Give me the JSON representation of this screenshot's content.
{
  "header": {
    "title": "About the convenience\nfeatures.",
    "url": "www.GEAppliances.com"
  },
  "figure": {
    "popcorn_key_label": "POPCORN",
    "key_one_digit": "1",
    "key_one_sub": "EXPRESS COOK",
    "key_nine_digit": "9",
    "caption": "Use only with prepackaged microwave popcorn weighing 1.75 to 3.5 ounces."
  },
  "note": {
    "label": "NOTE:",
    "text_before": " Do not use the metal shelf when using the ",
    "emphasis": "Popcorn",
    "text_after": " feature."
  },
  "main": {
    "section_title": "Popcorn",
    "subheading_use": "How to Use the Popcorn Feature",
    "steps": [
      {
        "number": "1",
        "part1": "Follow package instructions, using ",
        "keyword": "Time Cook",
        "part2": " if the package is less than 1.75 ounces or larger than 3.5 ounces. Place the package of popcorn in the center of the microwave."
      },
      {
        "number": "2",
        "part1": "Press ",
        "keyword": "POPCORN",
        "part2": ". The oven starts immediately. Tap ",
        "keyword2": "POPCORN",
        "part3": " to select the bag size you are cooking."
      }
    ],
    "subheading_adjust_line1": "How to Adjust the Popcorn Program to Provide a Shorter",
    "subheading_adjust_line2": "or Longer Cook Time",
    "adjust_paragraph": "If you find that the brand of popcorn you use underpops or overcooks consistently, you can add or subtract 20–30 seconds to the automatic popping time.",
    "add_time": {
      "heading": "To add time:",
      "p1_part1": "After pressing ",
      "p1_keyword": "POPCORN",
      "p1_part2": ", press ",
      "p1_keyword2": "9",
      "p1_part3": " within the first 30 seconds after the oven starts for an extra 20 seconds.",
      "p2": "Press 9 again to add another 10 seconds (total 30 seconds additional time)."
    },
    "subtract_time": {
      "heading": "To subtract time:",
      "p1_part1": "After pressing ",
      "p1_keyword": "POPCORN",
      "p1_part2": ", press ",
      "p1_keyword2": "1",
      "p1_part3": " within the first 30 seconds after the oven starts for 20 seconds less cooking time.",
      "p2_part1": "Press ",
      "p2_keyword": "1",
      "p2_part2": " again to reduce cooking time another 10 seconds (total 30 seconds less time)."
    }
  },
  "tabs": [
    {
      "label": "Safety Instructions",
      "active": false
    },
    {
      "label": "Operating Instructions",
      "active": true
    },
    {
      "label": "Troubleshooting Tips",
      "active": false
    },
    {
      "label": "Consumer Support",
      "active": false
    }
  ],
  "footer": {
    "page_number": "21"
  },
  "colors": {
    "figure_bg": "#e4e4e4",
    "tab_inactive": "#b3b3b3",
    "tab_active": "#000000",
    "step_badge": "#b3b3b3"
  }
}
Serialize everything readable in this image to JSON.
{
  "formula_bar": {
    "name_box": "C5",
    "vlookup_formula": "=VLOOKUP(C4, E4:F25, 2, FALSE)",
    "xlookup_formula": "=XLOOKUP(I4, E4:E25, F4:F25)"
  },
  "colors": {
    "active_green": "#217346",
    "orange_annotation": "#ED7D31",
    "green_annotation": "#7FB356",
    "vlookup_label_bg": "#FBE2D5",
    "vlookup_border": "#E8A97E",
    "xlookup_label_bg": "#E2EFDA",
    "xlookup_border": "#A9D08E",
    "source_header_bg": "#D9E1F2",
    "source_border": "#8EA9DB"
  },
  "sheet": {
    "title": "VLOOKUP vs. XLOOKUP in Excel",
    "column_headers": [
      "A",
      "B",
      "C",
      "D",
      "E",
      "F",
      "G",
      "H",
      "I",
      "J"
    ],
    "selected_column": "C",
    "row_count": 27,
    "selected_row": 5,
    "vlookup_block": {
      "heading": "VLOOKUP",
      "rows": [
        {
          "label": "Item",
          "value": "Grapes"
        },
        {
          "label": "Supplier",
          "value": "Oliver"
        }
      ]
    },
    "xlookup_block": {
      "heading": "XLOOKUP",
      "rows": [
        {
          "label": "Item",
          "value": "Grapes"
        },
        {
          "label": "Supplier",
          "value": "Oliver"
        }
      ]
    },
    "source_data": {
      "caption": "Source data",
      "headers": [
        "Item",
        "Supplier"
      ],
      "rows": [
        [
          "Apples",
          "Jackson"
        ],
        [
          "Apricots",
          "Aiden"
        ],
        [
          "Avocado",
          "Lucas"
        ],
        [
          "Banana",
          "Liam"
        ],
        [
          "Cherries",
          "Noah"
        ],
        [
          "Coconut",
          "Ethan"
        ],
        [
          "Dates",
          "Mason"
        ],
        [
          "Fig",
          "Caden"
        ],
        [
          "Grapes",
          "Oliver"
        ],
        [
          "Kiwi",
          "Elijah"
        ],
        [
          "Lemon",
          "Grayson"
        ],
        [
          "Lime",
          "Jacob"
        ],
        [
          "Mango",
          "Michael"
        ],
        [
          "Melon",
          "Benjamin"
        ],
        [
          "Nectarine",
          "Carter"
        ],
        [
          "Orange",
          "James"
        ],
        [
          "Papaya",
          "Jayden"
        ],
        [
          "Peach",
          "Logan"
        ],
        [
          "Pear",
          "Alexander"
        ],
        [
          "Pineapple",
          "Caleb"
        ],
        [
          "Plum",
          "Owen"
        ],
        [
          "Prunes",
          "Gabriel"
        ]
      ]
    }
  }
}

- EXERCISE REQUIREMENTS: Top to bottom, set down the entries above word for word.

- ANSWER SECTION:
Give me the JSON representation of this screenshot's content.
{
  "header": {
    "title": "About the convenience\nfeatures.",
    "url": "www.GEAppliances.com"
  },
  "figure": {
    "popcorn_key_label": "POPCORN",
    "key_one_digit": "1",
    "key_one_sub": "EXPRESS COOK",
    "key_nine_digit": "9",
    "caption": "Use only with prepackaged microwave popcorn weighing 1.75 to 3.5 ounces."
  },
  "note": {
    "label": "NOTE:",
    "text_before": " Do not use the metal shelf when using the ",
    "emphasis": "Popcorn",
    "text_after": " feature."
  },
  "main": {
    "section_title": "Popcorn",
    "subheading_use": "How to Use the Popcorn Feature",
    "steps": [
      {
        "number": "1",
        "part1": "Follow package instructions, using ",
        "keyword": "Time Cook",
        "part2": " if the package is less than 1.75 ounces or larger than 3.5 ounces. Place the package of popcorn in the center of the microwave."
      },
      {
        "number": "2",
        "part1": "Press ",
        "keyword": "POPCORN",
        "part2": ". The oven starts immediately. Tap ",
        "keyword2": "POPCORN",
        "part3": " to select the bag size you are cooking."
      }
    ],
    "subheading_adjust_line1": "How to Adjust the Popcorn Program to Provide a Shorter",
    "subheading_adjust_line2": "or Longer Cook Time",
    "adjust_paragraph": "If you find that the brand of popcorn you use underpops or overcooks consistently, you can add or subtract 20–30 seconds to the automatic popping time.",
    "add_time": {
      "heading": "To add time:",
      "p1_part1": "After pressing ",
      "p1_keyword": "POPCORN",
      "p1_part2": ", press ",
      "p1_keyword2": "9",
      "p1_part3": " within the first 30 seconds after the oven starts for an extra 20 seconds.",
      "p2": "Press 9 again to add another 10 seconds (total 30 seconds additional time)."
    },
    "subtract_time": {
      "heading": "To subtract time:",
      "p1_part1": "After pressing ",
      "p1_keyword": "POPCORN",
      "p1_part2": ", press ",
      "p1_keyword2": "1",
      "p1_part3": " within the first 30 seconds after the oven starts for 20 seconds less cooking time.",
      "p2_part1": "Press ",
      "p2_keyword": "1",
      "p2_part2": " again to reduce cooking time another 10 seconds (total 30 seconds less time)."
    }
  },
  "tabs": [
    {
      "label": "Safety Instructions",
      "active": false
    },
    {
      "label": "Operating Instructions",
      "active": true
    },
    {
      "label": "Troubleshooting Tips",
      "active": false
    },
    {
      "label": "Consumer Support",
      "active": false
    }
  ],
  "footer": {
    "page_number": "21"
  },
  "colors": {
    "figure_bg": "#e4e4e4",
    "tab_inactive": "#b3b3b3",
    "tab_active": "#000000",
    "step_badge": "#b3b3b3"
  }
}
Serialize everything readable in this image to JSON.
{
  "formula_bar": {
    "name_box": "C5",
    "vlookup_formula": "=VLOOKUP(C4, E4:F25, 2, FALSE)",
    "xlookup_formula": "=XLOOKUP(I4, E4:E25, F4:F25)"
  },
  "colors": {
    "active_green": "#217346",
    "orange_annotation": "#ED7D31",
    "green_annotation": "#7FB356",
    "vlookup_label_bg": "#FBE2D5",
    "vlookup_border": "#E8A97E",
    "xlookup_label_bg": "#E2EFDA",
    "xlookup_border": "#A9D08E",
    "source_header_bg": "#D9E1F2",
    "source_border": "#8EA9DB"
  },
  "sheet": {
    "title": "VLOOKUP vs. XLOOKUP in Excel",
    "column_headers": [
      "A",
      "B",
      "C",
      "D",
      "E",
      "F",
      "G",
      "H",
      "I",
      "J"
    ],
    "selected_column": "C",
    "row_count": 27,
    "selected_row": 5,
    "vlookup_block": {
      "heading": "VLOOKUP",
      "rows": [
        {
          "label": "Item",
          "value": "Grapes"
        },
        {
          "label": "Supplier",
          "value": "Oliver"
        }
      ]
    },
    "xlookup_block": {
      "heading": "XLOOKUP",
      "rows": [
        {
          "label": "Item",
          "value": "Grapes"
        },
        {
          "label": "Supplier",
          "value": "Oliver"
        }
      ]
    },
    "source_data": {
      "caption": "Source data",
      "headers": [
        "Item",
        "Supplier"
      ],
      "rows": [
        [
          "Apples",
          "Jackson"
        ],
        [
          "Apricots",
          "Aiden"
        ],
        [
          "Avocado",
          "Lucas"
        ],
        [
          "Banana",
          "Liam"
        ],
        [
          "Cherries",
          "Noah"
        ],
        [
          "Coconut",
          "Ethan"
        ],
        [
          "Dates",
          "Mason"
        ],
        [
          "Fig",
          "Caden"
        ],
        [
          "Grapes",
          "Oliver"
        ],
        [
          "Kiwi",
          "Elijah"
        ],
        [
          "Lemon",
          "Grayson"
        ],
        [
          "Lime",
          "Jacob"
        ],
        [
          "Mango",
          "Michael"
        ],
        [
          "Melon",
          "Benjamin"
        ],
        [
          "Nectarine",
          "Carter"
        ],
        [
          "Orange",
          "James"
        ],
        [
          "Papaya",
          "Jayden"
        ],
        [
          "Peach",
          "Logan"
        ],
        [
          "Pear",
          "Alexander"
        ],
        [
          "Pineapple",
          "Caleb"
        ],
        [
          "Plum",
          "Owen"
        ],
        [
          "Prunes",
          "Gabriel"
        ]
      ]
    }
  }
}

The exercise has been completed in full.